> Task objective: Would you give the number of lines in the entries that contain the word "icon"? Nothing else is needed.

── Input records

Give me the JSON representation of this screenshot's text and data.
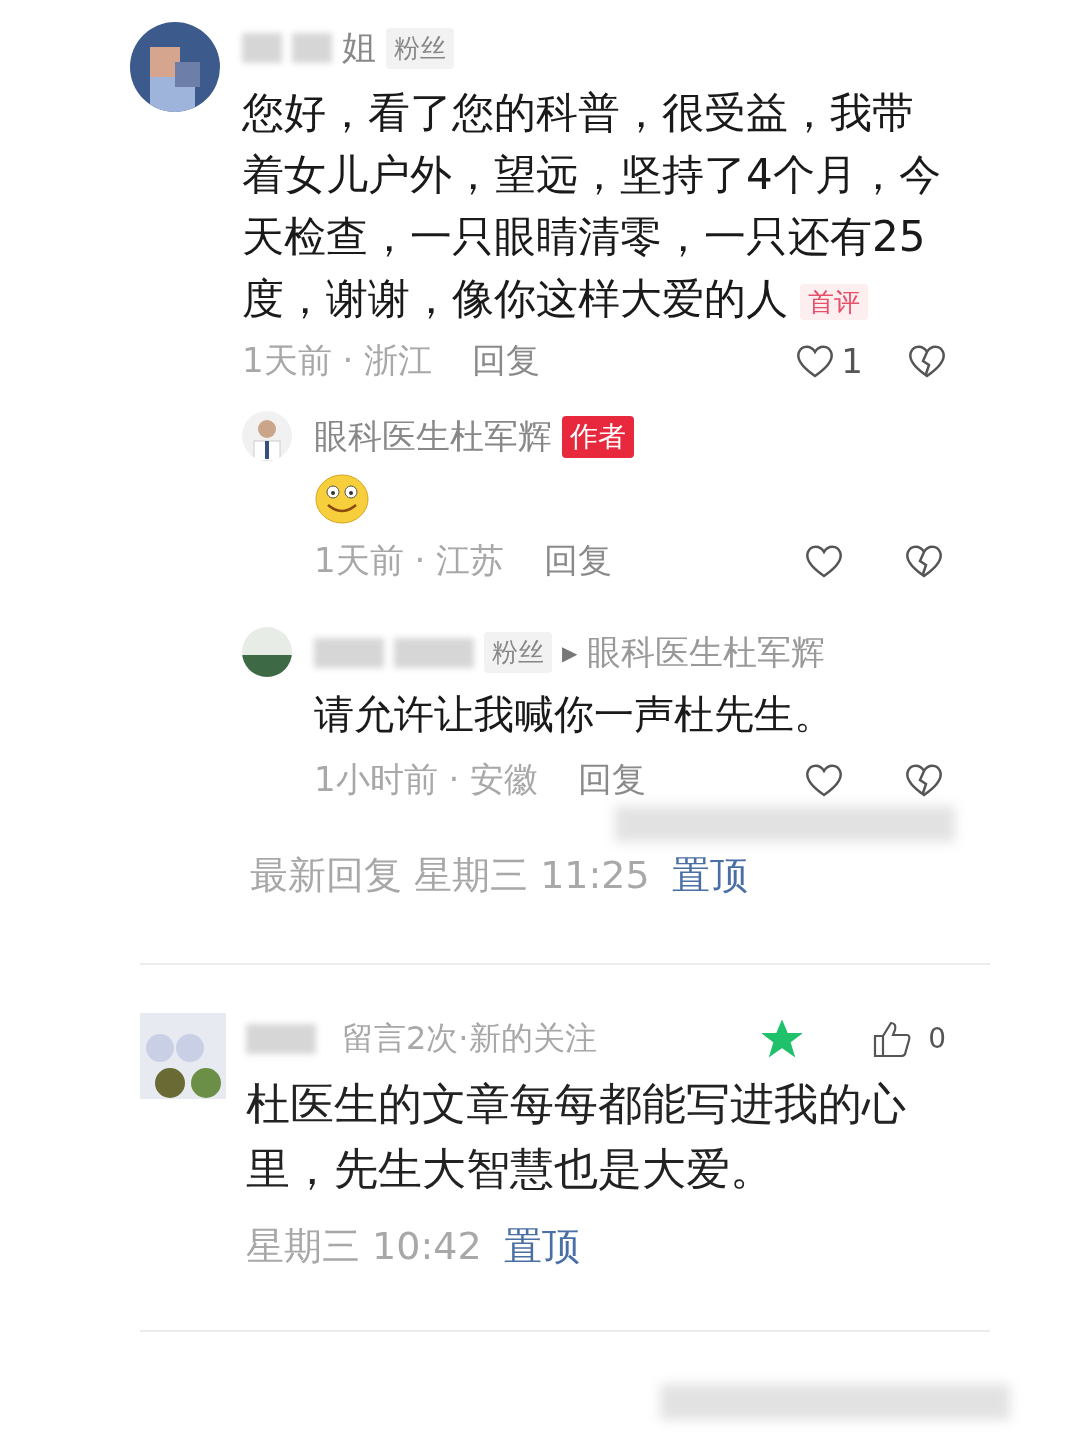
{
  "comment": {
    "name": "姐",
    "badge": "粉丝",
    "body": "您好，看了您的科普，很受益，我带着女儿户外，望远，坚持了4个月，今天检查，一只眼睛清零，一只还有25度，谢谢，像你这样大爱的人",
    "tag": "首评",
    "time": "1天前 · 浙江",
    "reply": "回复",
    "likes": "1",
    "replies": [
      {
        "kind": "author",
        "name": "眼科医生杜军辉",
        "badge": "作者",
        "time": "1天前 · 江苏",
        "reply": "回复"
      },
      {
        "kind": "fan",
        "badge": "粉丝",
        "arrow": "▶",
        "to": "眼科医生杜军辉",
        "body": "请允许让我喊你一声杜先生。",
        "time": "1小时前 · 安徽",
        "reply": "回复"
      }
    ],
    "latest": "最新回复 星期三 11:25",
    "pin": "置顶"
  },
  "message": {
    "info": "留言2次·新的关注",
    "featured": true,
    "likes": "0",
    "body": "杜医生的文章每每都能写进我的心里，先生大智慧也是大爱。",
    "time": "星期三 10:42",
    "pin": "置顶"
  }
}
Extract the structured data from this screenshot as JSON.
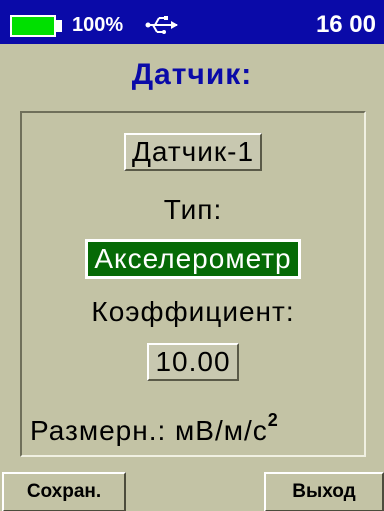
{
  "status_bar": {
    "battery_percent_text": "100%",
    "battery_level": 1.0,
    "usb_icon": "usb-icon",
    "time": "16 00"
  },
  "heading": "Датчик:",
  "sensor": {
    "name_value": "Датчик-1",
    "type_label": "Тип:",
    "type_value": "Акселерометр",
    "coefficient_label": "Коэффициент:",
    "coefficient_value": "10.00",
    "units_label": "Размерн.:",
    "units_value": "мВ/м/с",
    "units_superscript": "2"
  },
  "buttons": {
    "save_label": "Сохран.",
    "exit_label": "Выход"
  },
  "colors": {
    "status_bar_bg": "#0a0aa8",
    "screen_bg": "#c3c3a5",
    "battery_fill": "#00e000",
    "heading_text": "#0a0aa8",
    "selected_field_bg": "#066a06"
  }
}
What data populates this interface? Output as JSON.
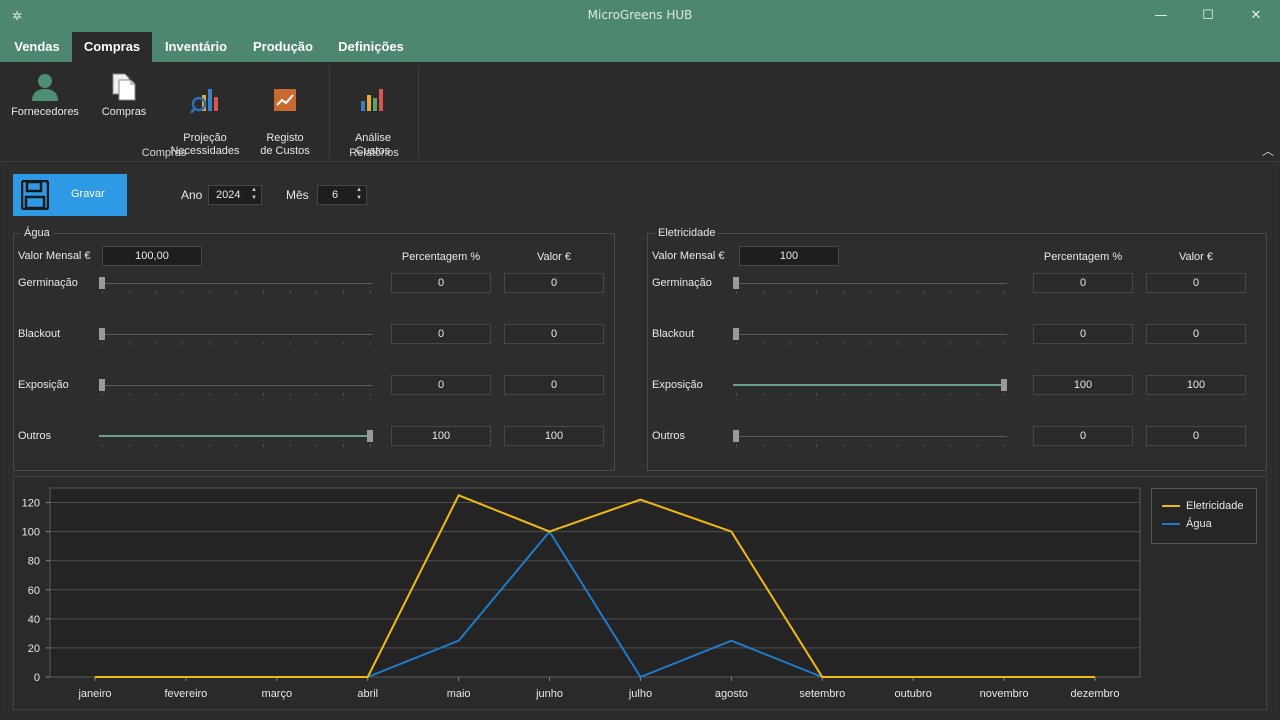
{
  "window": {
    "title": "MicroGreens HUB",
    "minimize_glyph": "—",
    "maximize_glyph": "☐",
    "close_glyph": "✕"
  },
  "menu": {
    "tabs": [
      {
        "label": "Vendas",
        "active": false
      },
      {
        "label": "Compras",
        "active": true
      },
      {
        "label": "Inventário",
        "active": false
      },
      {
        "label": "Produção",
        "active": false
      },
      {
        "label": "Definições",
        "active": false
      }
    ]
  },
  "ribbon": {
    "groups": [
      {
        "label": "Compras"
      },
      {
        "label": "Relatórios"
      }
    ],
    "buttons": [
      {
        "label": "Fornecedores",
        "icon": "supplier-person-icon"
      },
      {
        "label": "Compras",
        "icon": "documents-icon"
      },
      {
        "label": "Projeção\nNecessidades",
        "icon": "projection-chart-search-icon"
      },
      {
        "label": "Registo\nde Custos",
        "icon": "cost-trend-icon"
      },
      {
        "label": "Análise\nCustos",
        "icon": "bar-chart-icon"
      }
    ]
  },
  "toolbar": {
    "save_label": "Gravar",
    "year_label": "Ano",
    "year_value": "2024",
    "month_label": "Mês",
    "month_value": "6"
  },
  "water": {
    "title": "Água",
    "monthly_label": "Valor Mensal €",
    "monthly_value": "100,00",
    "pct_header": "Percentagem %",
    "value_header": "Valor €",
    "rows": [
      {
        "label": "Germinação",
        "pct": "0",
        "value": "0",
        "level": 0
      },
      {
        "label": "Blackout",
        "pct": "0",
        "value": "0",
        "level": 0
      },
      {
        "label": "Exposição",
        "pct": "0",
        "value": "0",
        "level": 0
      },
      {
        "label": "Outros",
        "pct": "100",
        "value": "100",
        "level": 100
      }
    ]
  },
  "electricity": {
    "title": "Eletricidade",
    "monthly_label": "Valor Mensal €",
    "monthly_value": "100",
    "pct_header": "Percentagem %",
    "value_header": "Valor €",
    "rows": [
      {
        "label": "Germinação",
        "pct": "0",
        "value": "0",
        "level": 0
      },
      {
        "label": "Blackout",
        "pct": "0",
        "value": "0",
        "level": 0
      },
      {
        "label": "Exposição",
        "pct": "100",
        "value": "100",
        "level": 100
      },
      {
        "label": "Outros",
        "pct": "0",
        "value": "0",
        "level": 0
      }
    ]
  },
  "colors": {
    "accent": "#4e8770",
    "save": "#2e9ae6",
    "electricity_series": "#f2b90f",
    "water_series": "#1f7bc7"
  },
  "chart_data": {
    "type": "line",
    "categories": [
      "janeiro",
      "fevereiro",
      "março",
      "abril",
      "maio",
      "junho",
      "julho",
      "agosto",
      "setembro",
      "outubro",
      "novembro",
      "dezembro"
    ],
    "ylim": [
      0,
      130
    ],
    "yticks": [
      "0",
      "20",
      "40",
      "60",
      "80",
      "100",
      "120"
    ],
    "grid": true,
    "legend_position": "top-right",
    "series": [
      {
        "name": "Eletricidade",
        "values": [
          0,
          0,
          0,
          0,
          125,
          100,
          122,
          100,
          0,
          0,
          0,
          0
        ]
      },
      {
        "name": "Água",
        "values": [
          0,
          0,
          0,
          0,
          25,
          100,
          0,
          25,
          0,
          0,
          0,
          0
        ]
      }
    ]
  }
}
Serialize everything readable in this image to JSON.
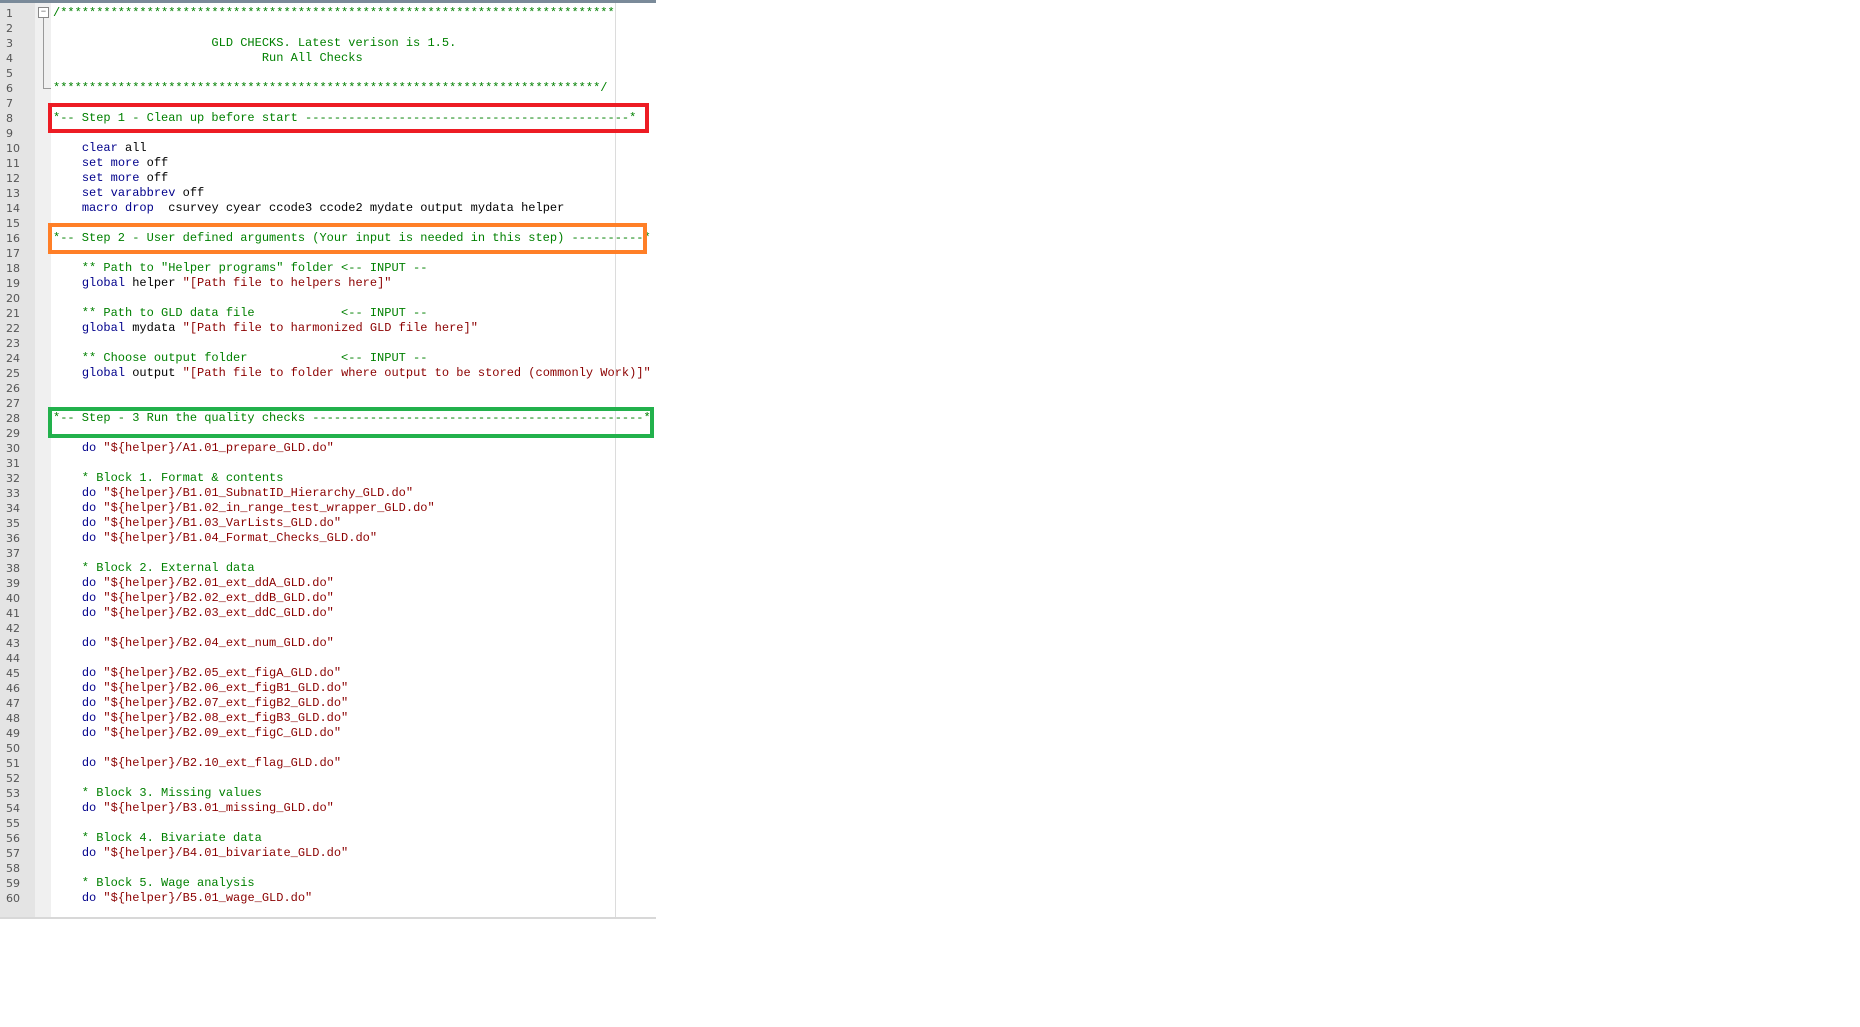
{
  "colors": {
    "comment": "#008000",
    "keyword": "#00008b",
    "string": "#8b0000",
    "step1_box": "#ed1c24",
    "step2_box": "#ff7f27",
    "step3_box": "#22b14c"
  },
  "lines": [
    [
      [
        "c",
        "/*****************************************************************************"
      ]
    ],
    [],
    [
      [
        "c",
        "                      GLD CHECKS. Latest verison is 1.5."
      ]
    ],
    [
      [
        "c",
        "                             Run All Checks"
      ]
    ],
    [],
    [
      [
        "c",
        "****************************************************************************/"
      ]
    ],
    [],
    [
      [
        "c",
        "*-- Step 1 - Clean up before start ---------------------------------------------*"
      ]
    ],
    [],
    [
      [
        "t",
        "    "
      ],
      [
        "k",
        "clear"
      ],
      [
        "t",
        " all"
      ]
    ],
    [
      [
        "t",
        "    "
      ],
      [
        "k",
        "set more"
      ],
      [
        "t",
        " off"
      ]
    ],
    [
      [
        "t",
        "    "
      ],
      [
        "k",
        "set more"
      ],
      [
        "t",
        " off"
      ]
    ],
    [
      [
        "t",
        "    "
      ],
      [
        "k",
        "set varabbrev"
      ],
      [
        "t",
        " off"
      ]
    ],
    [
      [
        "t",
        "    "
      ],
      [
        "k",
        "macro drop"
      ],
      [
        "t",
        "  csurvey cyear ccode3 ccode2 mydate output mydata helper"
      ]
    ],
    [],
    [
      [
        "c",
        "*-- Step 2 - User defined arguments (Your input is needed in this step) ----------*"
      ]
    ],
    [],
    [
      [
        "c",
        "    ** Path to \"Helper programs\" folder <-- INPUT --"
      ]
    ],
    [
      [
        "t",
        "    "
      ],
      [
        "k",
        "global"
      ],
      [
        "t",
        " helper "
      ],
      [
        "s",
        "\"[Path file to helpers here]\""
      ]
    ],
    [],
    [
      [
        "c",
        "    ** Path to GLD data file            <-- INPUT --"
      ]
    ],
    [
      [
        "t",
        "    "
      ],
      [
        "k",
        "global"
      ],
      [
        "t",
        " mydata "
      ],
      [
        "s",
        "\"[Path file to harmonized GLD file here]\""
      ]
    ],
    [],
    [
      [
        "c",
        "    ** Choose output folder             <-- INPUT --"
      ]
    ],
    [
      [
        "t",
        "    "
      ],
      [
        "k",
        "global"
      ],
      [
        "t",
        " output "
      ],
      [
        "s",
        "\"[Path file to folder where output to be stored (commonly Work)]\""
      ]
    ],
    [],
    [],
    [
      [
        "c",
        "*-- Step - 3 Run the quality checks ----------------------------------------------*"
      ]
    ],
    [],
    [
      [
        "t",
        "    "
      ],
      [
        "k",
        "do"
      ],
      [
        "t",
        " "
      ],
      [
        "s",
        "\"${helper}/A1.01_prepare_GLD.do\""
      ]
    ],
    [],
    [
      [
        "c",
        "    * Block 1. Format & contents"
      ]
    ],
    [
      [
        "t",
        "    "
      ],
      [
        "k",
        "do"
      ],
      [
        "t",
        " "
      ],
      [
        "s",
        "\"${helper}/B1.01_SubnatID_Hierarchy_GLD.do\""
      ]
    ],
    [
      [
        "t",
        "    "
      ],
      [
        "k",
        "do"
      ],
      [
        "t",
        " "
      ],
      [
        "s",
        "\"${helper}/B1.02_in_range_test_wrapper_GLD.do\""
      ]
    ],
    [
      [
        "t",
        "    "
      ],
      [
        "k",
        "do"
      ],
      [
        "t",
        " "
      ],
      [
        "s",
        "\"${helper}/B1.03_VarLists_GLD.do\""
      ]
    ],
    [
      [
        "t",
        "    "
      ],
      [
        "k",
        "do"
      ],
      [
        "t",
        " "
      ],
      [
        "s",
        "\"${helper}/B1.04_Format_Checks_GLD.do\""
      ]
    ],
    [],
    [
      [
        "c",
        "    * Block 2. External data"
      ]
    ],
    [
      [
        "t",
        "    "
      ],
      [
        "k",
        "do"
      ],
      [
        "t",
        " "
      ],
      [
        "s",
        "\"${helper}/B2.01_ext_ddA_GLD.do\""
      ]
    ],
    [
      [
        "t",
        "    "
      ],
      [
        "k",
        "do"
      ],
      [
        "t",
        " "
      ],
      [
        "s",
        "\"${helper}/B2.02_ext_ddB_GLD.do\""
      ]
    ],
    [
      [
        "t",
        "    "
      ],
      [
        "k",
        "do"
      ],
      [
        "t",
        " "
      ],
      [
        "s",
        "\"${helper}/B2.03_ext_ddC_GLD.do\""
      ]
    ],
    [],
    [
      [
        "t",
        "    "
      ],
      [
        "k",
        "do"
      ],
      [
        "t",
        " "
      ],
      [
        "s",
        "\"${helper}/B2.04_ext_num_GLD.do\""
      ]
    ],
    [],
    [
      [
        "t",
        "    "
      ],
      [
        "k",
        "do"
      ],
      [
        "t",
        " "
      ],
      [
        "s",
        "\"${helper}/B2.05_ext_figA_GLD.do\""
      ]
    ],
    [
      [
        "t",
        "    "
      ],
      [
        "k",
        "do"
      ],
      [
        "t",
        " "
      ],
      [
        "s",
        "\"${helper}/B2.06_ext_figB1_GLD.do\""
      ]
    ],
    [
      [
        "t",
        "    "
      ],
      [
        "k",
        "do"
      ],
      [
        "t",
        " "
      ],
      [
        "s",
        "\"${helper}/B2.07_ext_figB2_GLD.do\""
      ]
    ],
    [
      [
        "t",
        "    "
      ],
      [
        "k",
        "do"
      ],
      [
        "t",
        " "
      ],
      [
        "s",
        "\"${helper}/B2.08_ext_figB3_GLD.do\""
      ]
    ],
    [
      [
        "t",
        "    "
      ],
      [
        "k",
        "do"
      ],
      [
        "t",
        " "
      ],
      [
        "s",
        "\"${helper}/B2.09_ext_figC_GLD.do\""
      ]
    ],
    [],
    [
      [
        "t",
        "    "
      ],
      [
        "k",
        "do"
      ],
      [
        "t",
        " "
      ],
      [
        "s",
        "\"${helper}/B2.10_ext_flag_GLD.do\""
      ]
    ],
    [],
    [
      [
        "c",
        "    * Block 3. Missing values"
      ]
    ],
    [
      [
        "t",
        "    "
      ],
      [
        "k",
        "do"
      ],
      [
        "t",
        " "
      ],
      [
        "s",
        "\"${helper}/B3.01_missing_GLD.do\""
      ]
    ],
    [],
    [
      [
        "c",
        "    * Block 4. Bivariate data"
      ]
    ],
    [
      [
        "t",
        "    "
      ],
      [
        "k",
        "do"
      ],
      [
        "t",
        " "
      ],
      [
        "s",
        "\"${helper}/B4.01_bivariate_GLD.do\""
      ]
    ],
    [],
    [
      [
        "c",
        "    * Block 5. Wage analysis"
      ]
    ],
    [
      [
        "t",
        "    "
      ],
      [
        "k",
        "do"
      ],
      [
        "t",
        " "
      ],
      [
        "s",
        "\"${helper}/B5.01_wage_GLD.do\""
      ]
    ]
  ]
}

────

> Written solution: 6